╔══

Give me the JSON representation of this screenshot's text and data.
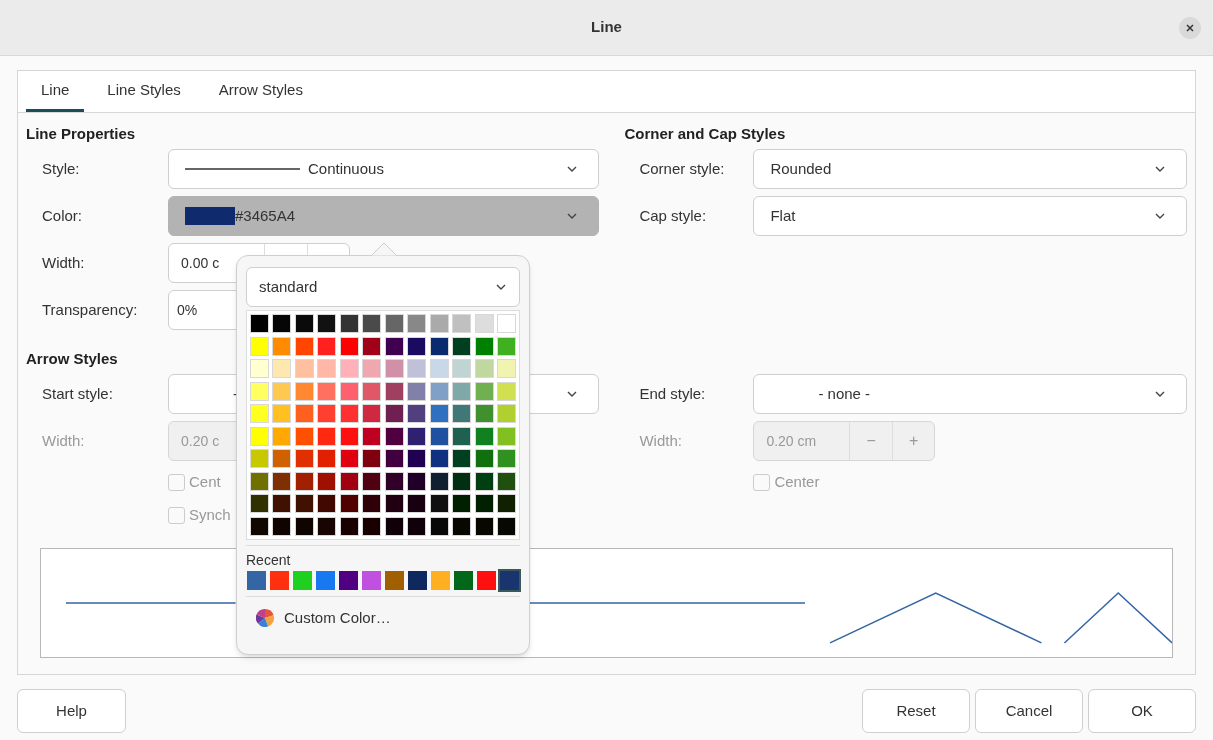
{
  "window": {
    "title": "Line"
  },
  "tabs": [
    {
      "label": "Line",
      "selected": true
    },
    {
      "label": "Line Styles",
      "selected": false
    },
    {
      "label": "Arrow Styles",
      "selected": false
    }
  ],
  "line_properties": {
    "heading": "Line Properties",
    "style": {
      "label": "Style:",
      "value": "Continuous"
    },
    "color": {
      "label": "Color:",
      "value": "#3465A4",
      "color": "#102a6e",
      "expanded": true
    },
    "width": {
      "label": "Width:",
      "value": "0.00 c"
    },
    "transparency": {
      "label": "Transparency:",
      "value": "0%"
    }
  },
  "arrow_styles": {
    "heading": "Arrow Styles",
    "start_style": {
      "label": "Start style:",
      "value": "-"
    },
    "width": {
      "label": "Width:",
      "value": "0.20 c",
      "disabled": true
    },
    "center": {
      "label": "Cent",
      "checked": false,
      "disabled": true
    },
    "synchronize": {
      "label": "Synch",
      "checked": false,
      "disabled": true
    }
  },
  "corner_cap": {
    "heading": "Corner and Cap Styles",
    "corner_style": {
      "label": "Corner style:",
      "value": "Rounded"
    },
    "cap_style": {
      "label": "Cap style:",
      "value": "Flat"
    }
  },
  "end_arrow": {
    "end_style": {
      "label": "End style:",
      "value": "- none -"
    },
    "width": {
      "label": "Width:",
      "value": "0.20 cm",
      "minus": "−",
      "plus": "+",
      "disabled": true
    },
    "center": {
      "label": "Center",
      "checked": false,
      "disabled": true
    }
  },
  "color_popup": {
    "palette": "standard",
    "swatches": [
      [
        {
          "color": "#000000"
        },
        {
          "color": "#060606"
        },
        {
          "color": "#0a0a0a"
        },
        {
          "color": "#111111"
        },
        {
          "color": "#333333"
        },
        {
          "color": "#4a4a4a"
        },
        {
          "color": "#666666"
        },
        {
          "color": "#888888"
        },
        {
          "color": "#aaaaaa"
        },
        {
          "color": "#c0c0c0"
        },
        {
          "color": "#dddddd"
        },
        {
          "color": "#ffffff"
        }
      ],
      [
        {
          "color": "#ffff00"
        },
        {
          "color": "#ff8c00"
        },
        {
          "color": "#ff4500"
        },
        {
          "color": "#ff2020"
        },
        {
          "color": "#ff0000"
        },
        {
          "color": "#a00018"
        },
        {
          "color": "#400050"
        },
        {
          "color": "#1a0a60"
        },
        {
          "color": "#0a2a70"
        },
        {
          "color": "#004020"
        },
        {
          "color": "#008000"
        },
        {
          "color": "#40b020"
        }
      ],
      [
        {
          "color": "#ffffd0"
        },
        {
          "color": "#ffe8b0"
        },
        {
          "color": "#ffc0a0"
        },
        {
          "color": "#ffb8a8"
        },
        {
          "color": "#ffb0b8"
        },
        {
          "color": "#f0a8b0"
        },
        {
          "color": "#d090a8"
        },
        {
          "color": "#c0c0d8"
        },
        {
          "color": "#c8d8e8"
        },
        {
          "color": "#c0d4d4"
        },
        {
          "color": "#c0d8a0"
        },
        {
          "color": "#f0f4b0"
        }
      ],
      [
        {
          "color": "#ffff60"
        },
        {
          "color": "#ffc850"
        },
        {
          "color": "#ff8830"
        },
        {
          "color": "#ff7060"
        },
        {
          "color": "#ff6070"
        },
        {
          "color": "#e05868"
        },
        {
          "color": "#a04060"
        },
        {
          "color": "#8080a8"
        },
        {
          "color": "#80a0c8"
        },
        {
          "color": "#80a8a8"
        },
        {
          "color": "#70b050"
        },
        {
          "color": "#d0e050"
        }
      ],
      [
        {
          "color": "#ffff20"
        },
        {
          "color": "#ffc020"
        },
        {
          "color": "#ff6020"
        },
        {
          "color": "#ff4030"
        },
        {
          "color": "#ff3030"
        },
        {
          "color": "#d02840"
        },
        {
          "color": "#702050"
        },
        {
          "color": "#504080"
        },
        {
          "color": "#3070c0"
        },
        {
          "color": "#407878"
        },
        {
          "color": "#409030"
        },
        {
          "color": "#b0d030"
        }
      ],
      [
        {
          "color": "#ffff01"
        },
        {
          "color": "#ffa800"
        },
        {
          "color": "#ff5000"
        },
        {
          "color": "#ff2810"
        },
        {
          "color": "#ff1010"
        },
        {
          "color": "#c00020"
        },
        {
          "color": "#500040"
        },
        {
          "color": "#302070"
        },
        {
          "color": "#2050a0"
        },
        {
          "color": "#206050"
        },
        {
          "color": "#108020"
        },
        {
          "color": "#80c020"
        }
      ],
      [
        {
          "color": "#c8c800"
        },
        {
          "color": "#d06000"
        },
        {
          "color": "#e03000"
        },
        {
          "color": "#e02000"
        },
        {
          "color": "#e00010"
        },
        {
          "color": "#800010"
        },
        {
          "color": "#400040"
        },
        {
          "color": "#200050"
        },
        {
          "color": "#103080"
        },
        {
          "color": "#004021"
        },
        {
          "color": "#107010"
        },
        {
          "color": "#309020"
        }
      ],
      [
        {
          "color": "#707000"
        },
        {
          "color": "#803000"
        },
        {
          "color": "#a02000"
        },
        {
          "color": "#a01000"
        },
        {
          "color": "#a00010"
        },
        {
          "color": "#500010"
        },
        {
          "color": "#300028"
        },
        {
          "color": "#200028"
        },
        {
          "color": "#102030"
        },
        {
          "color": "#003010"
        },
        {
          "color": "#004010"
        },
        {
          "color": "#205010"
        }
      ],
      [
        {
          "color": "#303000"
        },
        {
          "color": "#401000"
        },
        {
          "color": "#401001"
        },
        {
          "color": "#400800"
        },
        {
          "color": "#500000"
        },
        {
          "color": "#300008"
        },
        {
          "color": "#200010"
        },
        {
          "color": "#180010"
        },
        {
          "color": "#101010"
        },
        {
          "color": "#002000"
        },
        {
          "color": "#002001"
        },
        {
          "color": "#102000"
        }
      ],
      [
        {
          "color": "#100800"
        },
        {
          "color": "#100400"
        },
        {
          "color": "#100401"
        },
        {
          "color": "#180400"
        },
        {
          "color": "#180000"
        },
        {
          "color": "#180001"
        },
        {
          "color": "#100008"
        },
        {
          "color": "#100009"
        },
        {
          "color": "#080808"
        },
        {
          "color": "#080800"
        },
        {
          "color": "#080801"
        },
        {
          "color": "#080802"
        }
      ]
    ],
    "recent_label": "Recent",
    "recent": [
      {
        "color": "#3465a4",
        "selected": false
      },
      {
        "color": "#ff3010",
        "selected": false
      },
      {
        "color": "#20d020",
        "selected": false
      },
      {
        "color": "#1878f0",
        "selected": false
      },
      {
        "color": "#500080",
        "selected": false
      },
      {
        "color": "#c050e0",
        "selected": false
      },
      {
        "color": "#a06000",
        "selected": false
      },
      {
        "color": "#102860",
        "selected": false
      },
      {
        "color": "#ffb020",
        "selected": false
      },
      {
        "color": "#006818",
        "selected": false
      },
      {
        "color": "#ff1010",
        "selected": false
      },
      {
        "color": "#1a3470",
        "selected": true
      }
    ],
    "custom_color": "Custom Color…"
  },
  "buttons": {
    "help": "Help",
    "reset": "Reset",
    "cancel": "Cancel",
    "ok": "OK"
  }
}
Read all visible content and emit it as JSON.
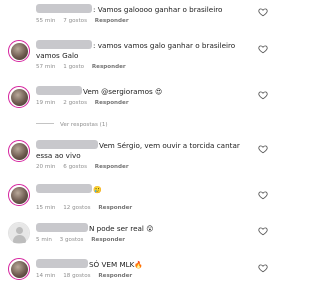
{
  "comments": [
    {
      "text": ": Vamos galoooo ganhar o brasileiro",
      "time": "55 min",
      "likes": "7 gostos",
      "reply": "Responder"
    },
    {
      "text": ": vamos vamos galo ganhar o brasileiro vamos Galo",
      "time": "57 min",
      "likes": "1 gosto",
      "reply": "Responder"
    },
    {
      "mention": "Vem @sergioramos",
      "emoji": "😍",
      "time": "19 min",
      "likes": "2 gostos",
      "reply": "Responder",
      "view_replies": "Ver respostas (1)"
    },
    {
      "text": "Vem Sérgio, vem ouvir a torcida cantar essa ao vivo",
      "time": "20 min",
      "likes": "6 gostos",
      "reply": "Responder"
    },
    {
      "emoji": "🥲",
      "time": "15 min",
      "likes": "12 gostos",
      "reply": "Responder"
    },
    {
      "text": "N pode ser real",
      "emoji": "😲",
      "time": "5 min",
      "likes": "3 gostos",
      "reply": "Responder"
    },
    {
      "text": "SÓ VEM MLK",
      "emoji": "🔥",
      "time": "14 min",
      "likes": "18 gostos",
      "reply": "Responder"
    }
  ],
  "icons": {
    "like": "heart-icon"
  },
  "colors": {
    "text": "#1c1c1c",
    "meta": "#8e8e8e",
    "avatar_ring": "#d6249f"
  }
}
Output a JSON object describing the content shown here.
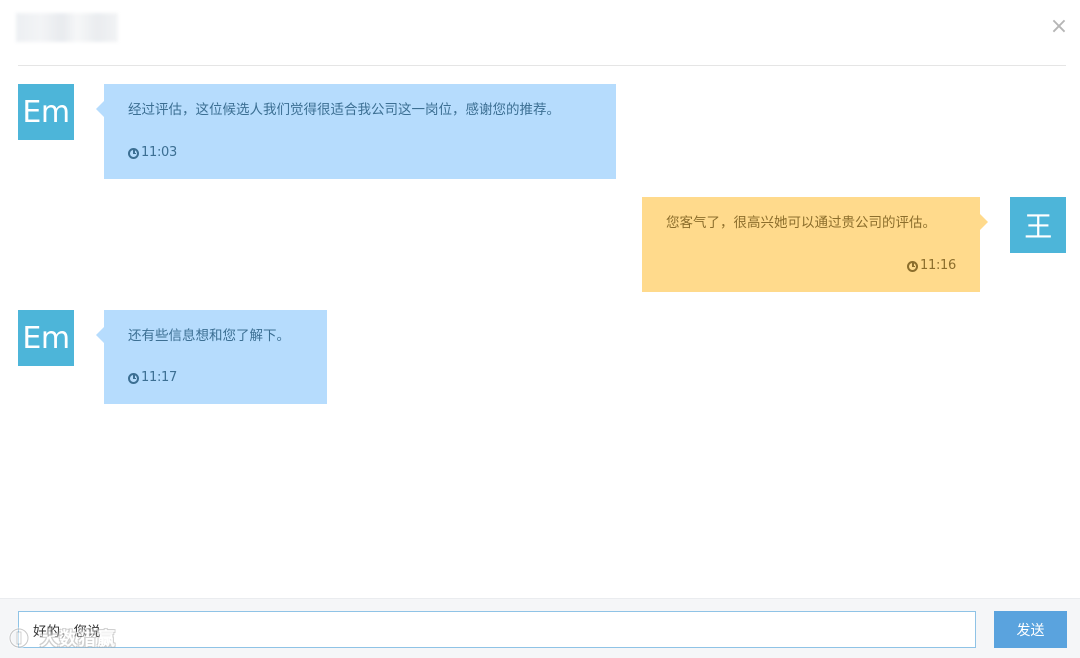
{
  "header": {
    "close_label": "×"
  },
  "messages": [
    {
      "side": "left",
      "avatar": "Em",
      "text": "经过评估，这位候选人我们觉得很适合我公司这一岗位，感谢您的推荐。",
      "time": "11:03"
    },
    {
      "side": "right",
      "avatar": "王",
      "text": "您客气了，很高兴她可以通过贵公司的评估。",
      "time": "11:16"
    },
    {
      "side": "left",
      "avatar": "Em",
      "text": "还有些信息想和您了解下。",
      "time": "11:17"
    }
  ],
  "composer": {
    "value": "好的，您说",
    "send_label": "发送"
  },
  "watermark": {
    "text": "大数猎赢"
  },
  "colors": {
    "avatar_bg": "#4db5d9",
    "left_bubble": "#b6dcfd",
    "right_bubble": "#ffda8c",
    "send_button": "#5aa3de",
    "input_border": "#8fc3e6"
  },
  "icons": {
    "close": "close-icon",
    "time": "clock-icon",
    "watermark": "watermark-logo-icon"
  }
}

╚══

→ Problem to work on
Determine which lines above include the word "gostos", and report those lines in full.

→ Your solution
      "likes": "7 gostos",
      "likes": "2 gostos",
      "likes": "6 gostos",
      "likes": "12 gostos",
      "likes": "3 gostos",
      "likes": "18 gostos",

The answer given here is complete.